With the house built, it's time to fill the rooms.
In years past, Panerathon served as a fundraiser for construction of the Joanie Abdu Comprehensive Breast Care Center at St. Elizabeth Health Center in Youngstown.
The center was the dream of Dr. Rashid Abdu that began with a promise to his wife, Joanie, who died in 1993 of breast cancer. This past fall, it opened.
Approximately 2,000 people participated in the 2011 Panerathon. This year, proceeds from the the 10K / 2-mile walk / run will go to a new program called Joanie’s Promise. Joanie’s Promise would ensure that all women in the Mahoning Valley would have access to the Joanie Abdu Comprehensive Breast Care Center at St. Elizabeth Health Center in Youngstown, regardless of income.
This year, the 10K / 2-mile walk / run will turn its attention to a new program called Joanie's Promise.
"Joanie's Promise is that all women in the Valley will have access to the services provided here at the center," said Juliane Dulay of the Abdu center.
"The program ensures that all women in the Mahoning Valley have access to the Joanie Abdu center. This could mean she's uninsured, underinsured or living in poverty," said Lori Shandor of the HMHP Foundation, which works with Covelli Enterprises for the event.
If you go
WHAT:?Panerathon 10K / 2 Mile Walk / Run
WHEN:?10 a.m. Sunday
WHERE:?Covelli Centre, 229 Front St., downtown Youngstown.
HOW?TO?PARTICPATE:?Pre-registration deadline is Thursday for all mail-in forms and online registrations. Register online at
Pre-registration fees: $20 for the 2-mile and $25 for the 10K
Day-of registration fees: $25 for the 2-mile and $30 for the 10K
Shandor said the other part of Joanie's Promise is to have a community educator, who will go out into the community and help people understand the importance of annual screenings. She said insured or not, early detection is the key to survivorhood.
Shandor said Panerathon's fundraising goal this year is $200,000.
"I think it's a great community, and it's (the race) grown by almost 1,000 each year. I really think we have a good shot of making it," she said.
Part of that community includes Ted Rupe, owner of Gopherarun, a business that puts on running camps, handles events such as the Peace Race and promotes running in general.
Rupe, of Cortland, will handle the results at the finish line, but he practically has his own community involved.
"Our family is kind of a family that loves running," he said.
His middle son, Eric, at 19 last year, came in second in the 2-mile event. The person who beat him, Andy Morgan, is married to Rupe's daughter. The daughter, Rochelle Morgan, also ran in that event, which included 2,000 people.

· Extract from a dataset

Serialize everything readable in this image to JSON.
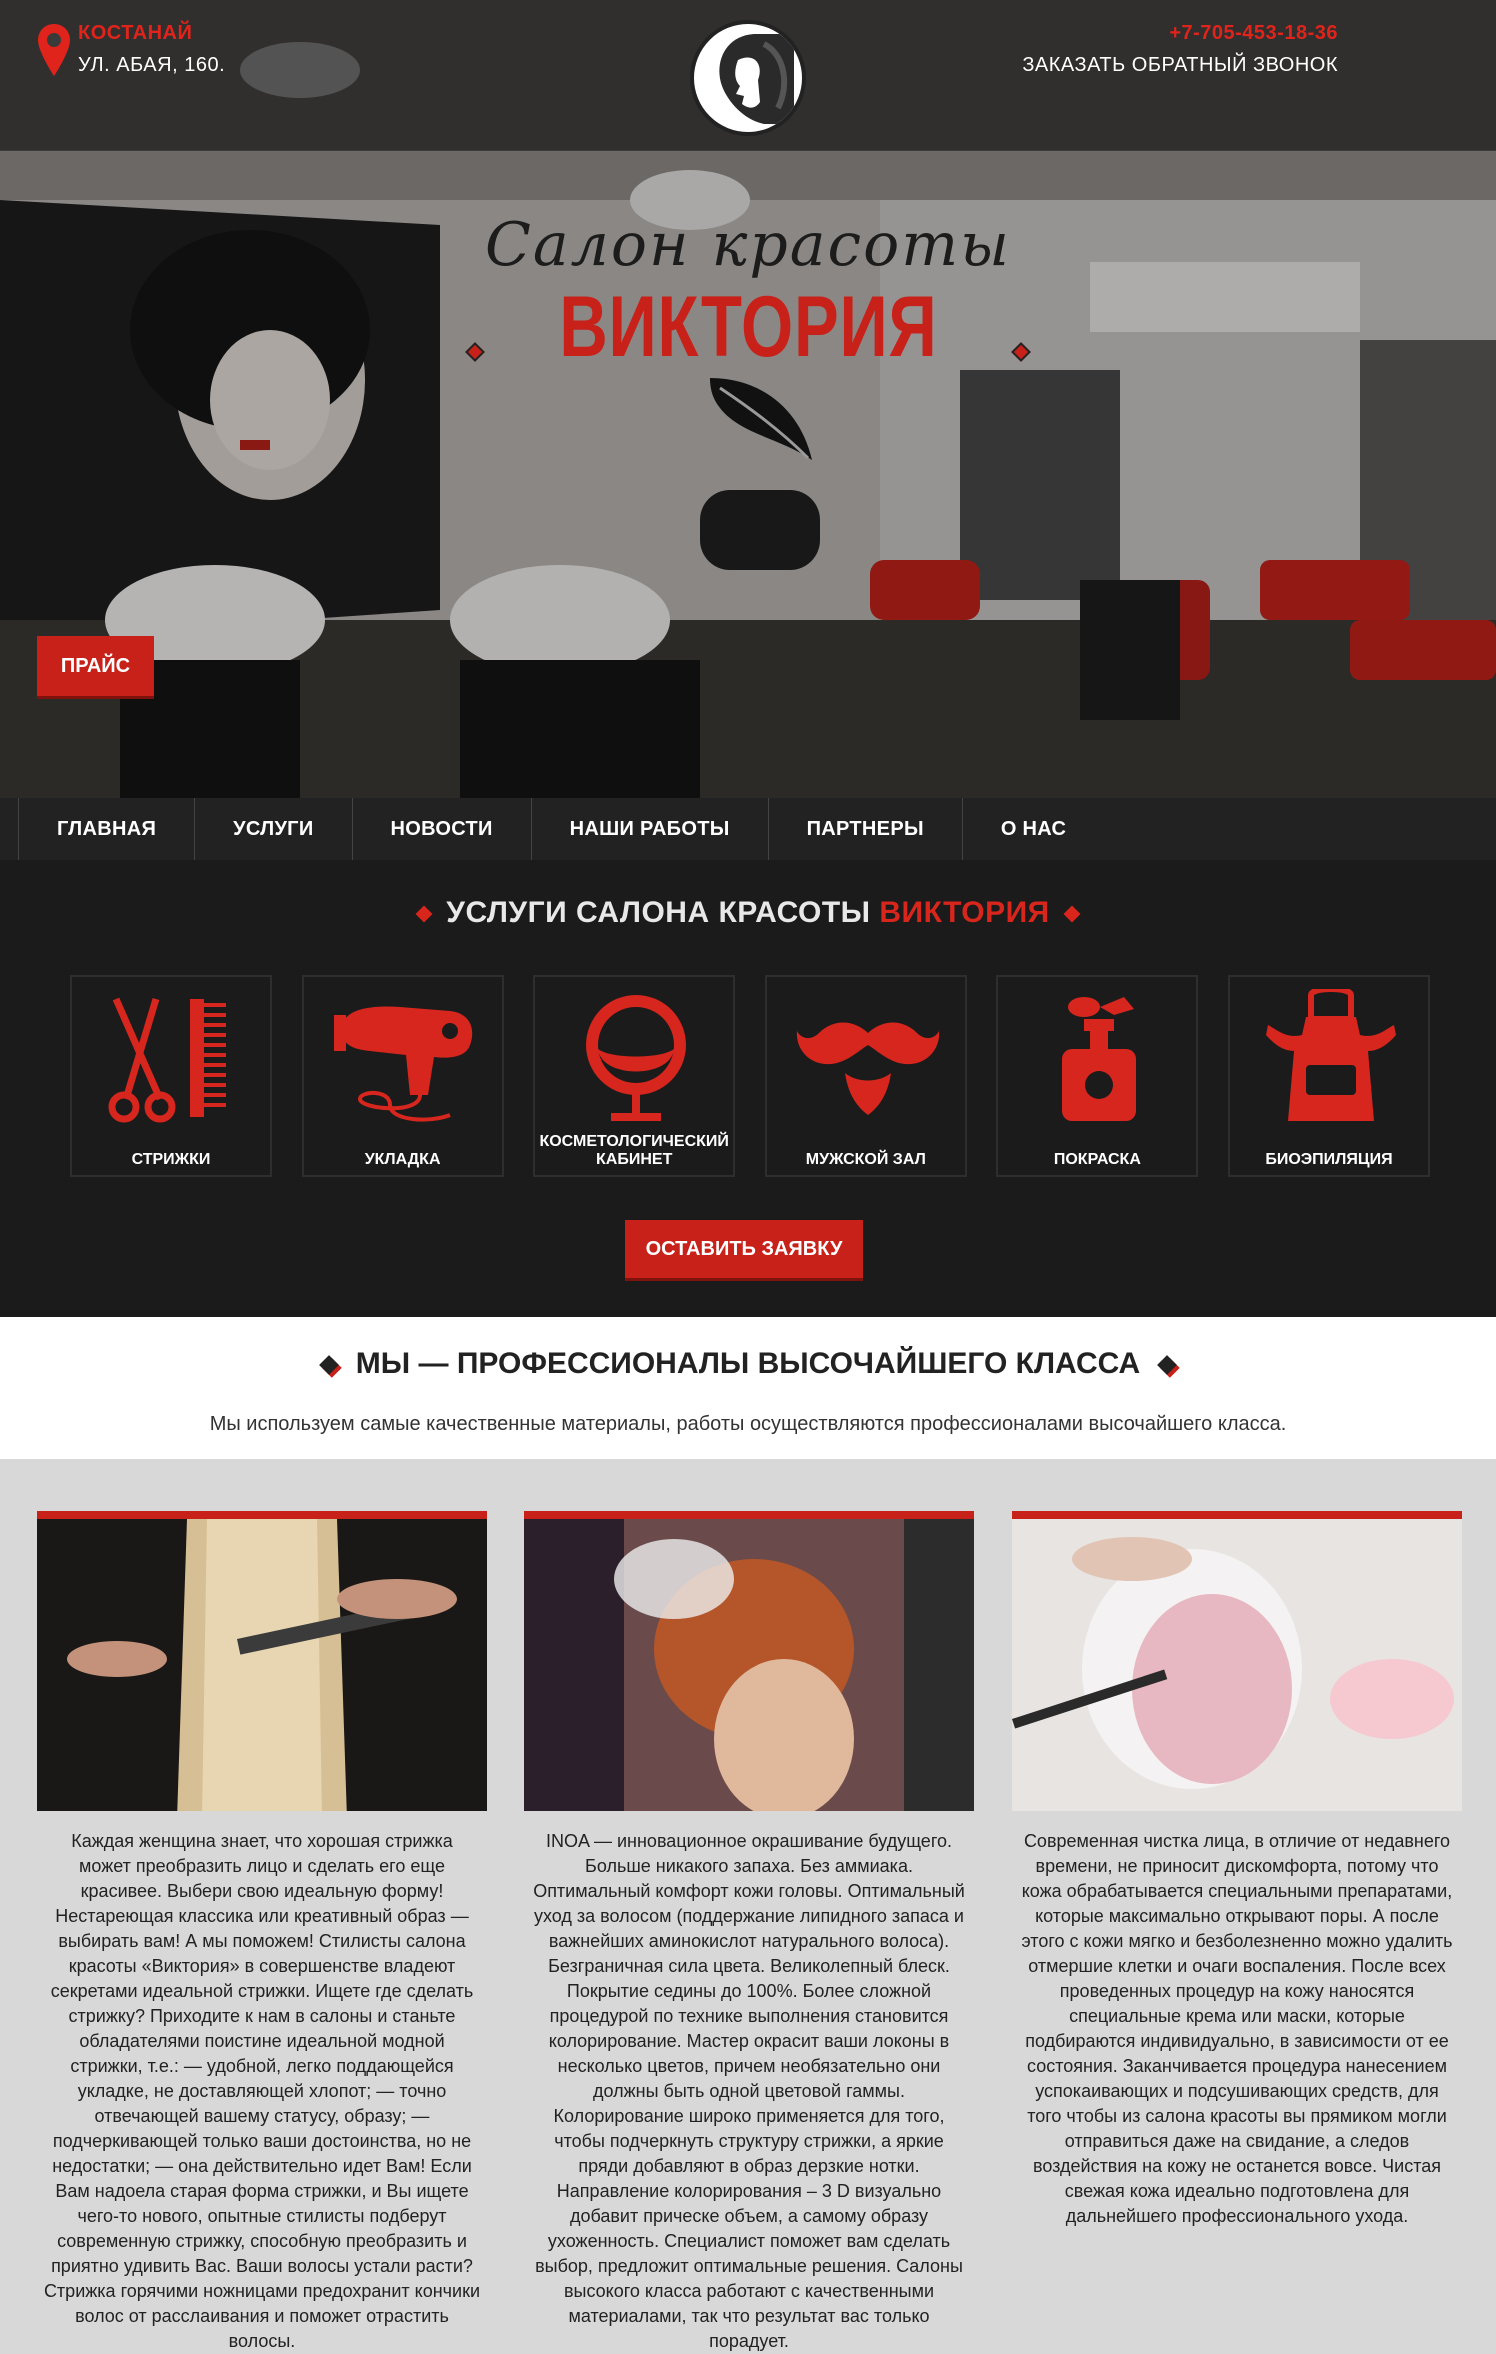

Rupe's brother Chris, who turned 50 the day of the race last year and coaches track at McDonald, won his age category in the 10K. Ted Rupe's wife, Michelle, did the same in her age category for women. Finally, Craig Rupe, at 25, placed fourth overall in the 10K.
Ted Rupe said with the 2-mile and the 10K, two great races are put on simultaneously.
"It's just a great thing to have for our Valley," Rupe said. "There's a great social aspect to it as well."
Liz Follet, regional marketing director for Panera Bread, said that Panerathon is a race, but they'd like it to be more of an event.
"Most people care to come out less for the exercise and running but more because they believe in the cause," Follet said.
Although they do get some "really high-profile and hard-core runners," she said organizers want to make Panerathon for everyone.
So new this year is the Panerathon Kids Run, a quarter-mile run free for kids 12 and younger.
"We want to encourage the kids to get involved in the cause and feel like they have their own event," Follet said. "Every kid that participates gets a goodie bag, T-shirt and a gold medal just for participating."
They've also expanded the kids zone for this year, and it will include a helicopter and fire truck to explore.
Also in the post-race activity area will be a misting tent and massages available for runners and a special tent for survivors. The Red Cross will be on site with some of their therapy dogs.
"We're hoping people will stick around for more than just the race and kind of just enjoy the community feel of the event," Follet said.
Last year, Darleen Carey of Warren was a walker in the 2-mile event.
"I live on the same street as Sam Covelli, and a number of the neighbors were going to walk," she said. "I'm a breast cancer survivor myself."
Carey, 66, said she was amazed at the number of people involved.
"It was a very nice experience. They know what they're doing there,"she said.
Ted Rupe said everyone is welcome - walkers, runners, young and old. And not only is it fun, but the "freebies" for participants are considerable.
"For the entry fee, people get a lot for what they're paying," Follet said. "One-hundred percent of the fee goes to cause - the bag comes from Covelli and HMHP."
Rupe said he's proud to be part of the whole thing, and he also was impressed with the "freebies."
"You get more back than you put into it," Rupe said.
No doubt in more ways than one.